To her rejoicing parents, how there fell
Upon her ear, removed from sounds of earth,
Voice able, there, her spirit to bid forth

From where is never substance, touch or sound;—
Frail voyager come back from the Profound
Where spirits be, to take her place again,
A little daughter in the homes of men!

But He was there Who called the darling child,
Assured already by His aspect mild:
He bade them give her tender care and food;
And while He blessed the child, her parents stood

Astonished out of measure at the might
Of Him had known to summon from the night
Of awful Death their Daughter!—“See ye keep
A secret, how the Maid was waked from sleep!”

Shall we wake up, dear Lord, and find Thee there—
Uplifting naked Soul with tender care?
If death be but a tryst we keep with Thee,—
Lo, we are coming, Lord, our babes and we!

St. Mark. v. 21-43.
St. Luke viii. 40-56.
St. Matthew ix. 18-26.

2 Replies to “The maiden raised—The woman healed”

  1. I’m wondering what the line means that says “Daughter,” saith He, “so worthless I, and bad!”
    I’m at a total loss to understand this!

    1. That is a good question. I believe this is to be understood as a reflection by the woman who was healed. It is as if she is saying to herself, “He called me daughter! I who feel so worthless and bad!”
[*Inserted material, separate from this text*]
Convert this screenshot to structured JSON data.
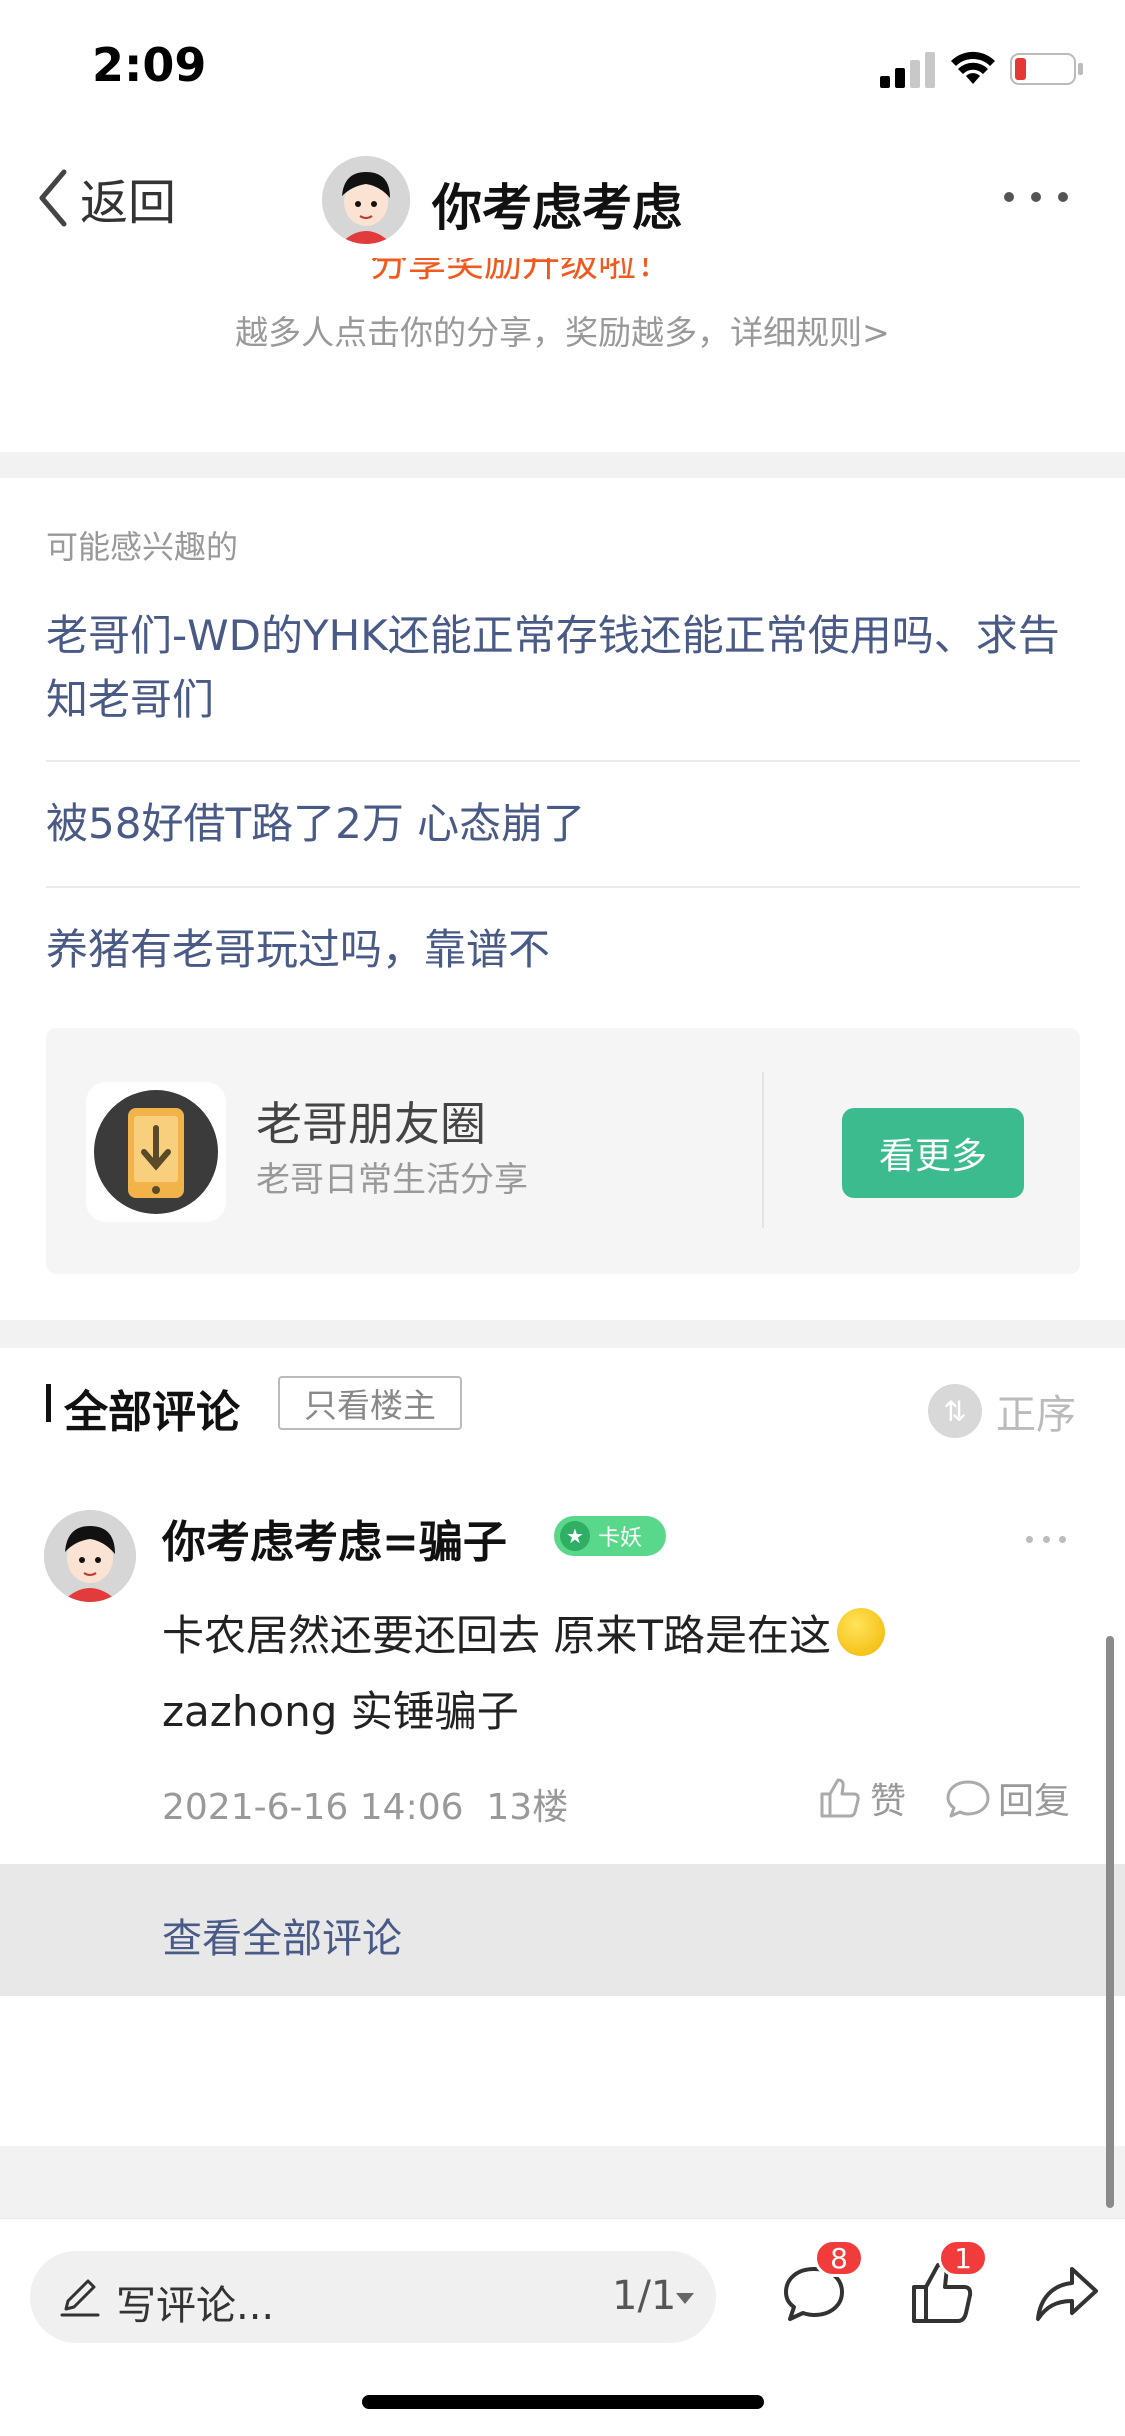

Leave a Reply

Your email address will not be published. Required fields are marked *